┌──

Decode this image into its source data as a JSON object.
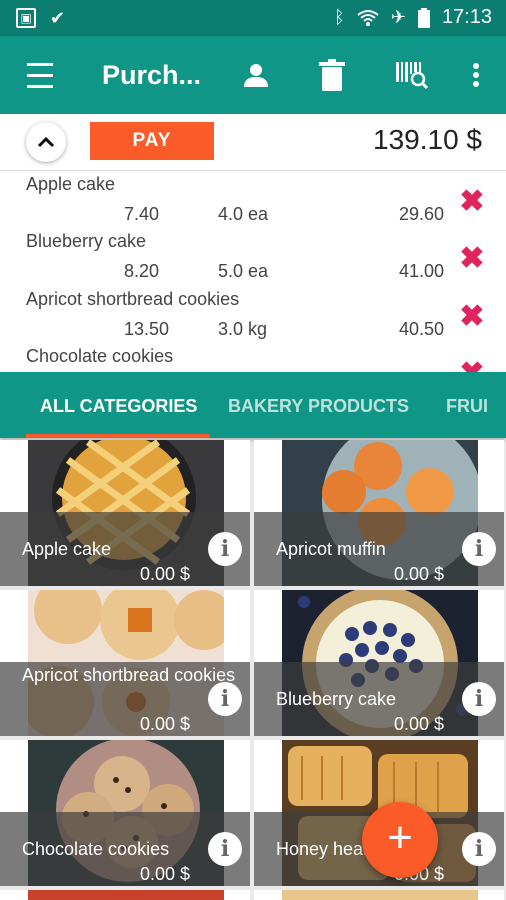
{
  "status_bar": {
    "time": "17:13",
    "left_icons": [
      "gallery-icon",
      "check-notification-icon"
    ],
    "right_icons": [
      "bluetooth-icon",
      "wifi-icon",
      "airplane-icon",
      "battery-icon"
    ]
  },
  "toolbar": {
    "title": "Purch...",
    "icons": [
      "menu-icon",
      "person-icon",
      "trash-icon",
      "barcode-scan-icon",
      "more-vert-icon"
    ]
  },
  "cart": {
    "pay_label": "PAY",
    "total": "139.10 $",
    "items": [
      {
        "name": "Apple cake",
        "price": "7.40",
        "qty": "4.0 ea",
        "sum": "29.60"
      },
      {
        "name": "Blueberry cake",
        "price": "8.20",
        "qty": "5.0 ea",
        "sum": "41.00"
      },
      {
        "name": "Apricot shortbread cookies",
        "price": "13.50",
        "qty": "3.0 kg",
        "sum": "40.50"
      },
      {
        "name": "Chocolate cookies",
        "price": "",
        "qty": "",
        "sum": ""
      }
    ]
  },
  "tabs": [
    {
      "label": "ALL CATEGORIES",
      "active": true
    },
    {
      "label": "BAKERY PRODUCTS",
      "active": false
    },
    {
      "label": "FRUI",
      "active": false
    }
  ],
  "products": [
    {
      "name": "Apple cake",
      "price": "0.00 $"
    },
    {
      "name": "Apricot muffin",
      "price": "0.00 $"
    },
    {
      "name": "Apricot shortbread cookies",
      "price": "0.00 $"
    },
    {
      "name": "Blueberry cake",
      "price": "0.00 $"
    },
    {
      "name": "Chocolate cookies",
      "price": "0.00 $"
    },
    {
      "name": "Honey hear",
      "price": "0.00 $"
    }
  ],
  "fab_label": "+",
  "colors": {
    "primary": "#0f9686",
    "primary_dark": "#0b7d71",
    "accent": "#fb5a29",
    "remove": "#e0245e"
  }
}
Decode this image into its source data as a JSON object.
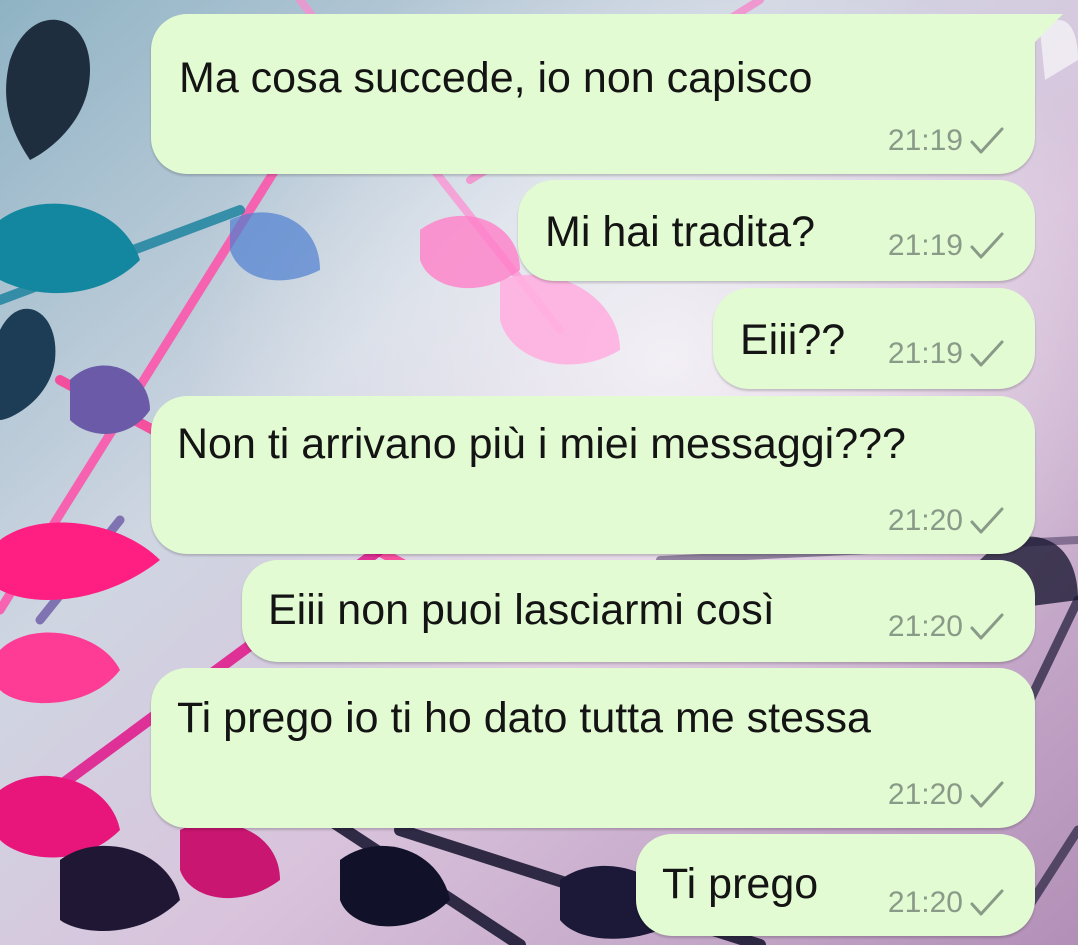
{
  "chat": {
    "messages": [
      {
        "text": "Ma cosa succede, io non capisco",
        "time": "21:19",
        "status_icon": "single-check-icon"
      },
      {
        "text": "Mi hai tradita?",
        "time": "21:19",
        "status_icon": "single-check-icon"
      },
      {
        "text": "Eiii??",
        "time": "21:19",
        "status_icon": "single-check-icon"
      },
      {
        "text": "Non ti arrivano più i miei messaggi???",
        "time": "21:20",
        "status_icon": "single-check-icon"
      },
      {
        "text": "Eiii non puoi lasciarmi così",
        "time": "21:20",
        "status_icon": "single-check-icon"
      },
      {
        "text": "Ti prego io ti ho dato tutta me stessa",
        "time": "21:20",
        "status_icon": "single-check-icon"
      },
      {
        "text": "Ti prego",
        "time": "21:20",
        "status_icon": "single-check-icon"
      }
    ]
  },
  "colors": {
    "bubble": "#e2fbd2",
    "text": "#141414",
    "meta": "#8a9a88"
  }
}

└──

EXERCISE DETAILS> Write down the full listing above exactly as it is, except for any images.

WRITTEN SOLUTION>
Decode this image into its source data as a JSON object.
{
  "status_bar": {
    "time": "17:13",
    "left_icons": [
      "gallery-icon",
      "check-notification-icon"
    ],
    "right_icons": [
      "bluetooth-icon",
      "wifi-icon",
      "airplane-icon",
      "battery-icon"
    ]
  },
  "toolbar": {
    "title": "Purch...",
    "icons": [
      "menu-icon",
      "person-icon",
      "trash-icon",
      "barcode-scan-icon",
      "more-vert-icon"
    ]
  },
  "cart": {
    "pay_label": "PAY",
    "total": "139.10 $",
    "items": [
      {
        "name": "Apple cake",
        "price": "7.40",
        "qty": "4.0 ea",
        "sum": "29.60"
      },
      {
        "name": "Blueberry cake",
        "price": "8.20",
        "qty": "5.0 ea",
        "sum": "41.00"
      },
      {
        "name": "Apricot shortbread cookies",
        "price": "13.50",
        "qty": "3.0 kg",
        "sum": "40.50"
      },
      {
        "name": "Chocolate cookies",
        "price": "",
        "qty": "",
        "sum": ""
      }
    ]
  },
  "tabs": [
    {
      "label": "ALL CATEGORIES",
      "active": true
    },
    {
      "label": "BAKERY PRODUCTS",
      "active": false
    },
    {
      "label": "FRUI",
      "active": false
    }
  ],
  "products": [
    {
      "name": "Apple cake",
      "price": "0.00 $"
    },
    {
      "name": "Apricot muffin",
      "price": "0.00 $"
    },
    {
      "name": "Apricot shortbread cookies",
      "price": "0.00 $"
    },
    {
      "name": "Blueberry cake",
      "price": "0.00 $"
    },
    {
      "name": "Chocolate cookies",
      "price": "0.00 $"
    },
    {
      "name": "Honey hear",
      "price": "0.00 $"
    }
  ],
  "fab_label": "+",
  "colors": {
    "primary": "#0f9686",
    "primary_dark": "#0b7d71",
    "accent": "#fb5a29",
    "remove": "#e0245e"
  }
}
Decode this image into its source data as a JSON object.
{
  "chat": {
    "messages": [
      {
        "text": "Ma cosa succede, io non capisco",
        "time": "21:19",
        "status_icon": "single-check-icon"
      },
      {
        "text": "Mi hai tradita?",
        "time": "21:19",
        "status_icon": "single-check-icon"
      },
      {
        "text": "Eiii??",
        "time": "21:19",
        "status_icon": "single-check-icon"
      },
      {
        "text": "Non ti arrivano più i miei messaggi???",
        "time": "21:20",
        "status_icon": "single-check-icon"
      },
      {
        "text": "Eiii non puoi lasciarmi così",
        "time": "21:20",
        "status_icon": "single-check-icon"
      },
      {
        "text": "Ti prego io ti ho dato tutta me stessa",
        "time": "21:20",
        "status_icon": "single-check-icon"
      },
      {
        "text": "Ti prego",
        "time": "21:20",
        "status_icon": "single-check-icon"
      }
    ]
  },
  "colors": {
    "bubble": "#e2fbd2",
    "text": "#141414",
    "meta": "#8a9a88"
  }
}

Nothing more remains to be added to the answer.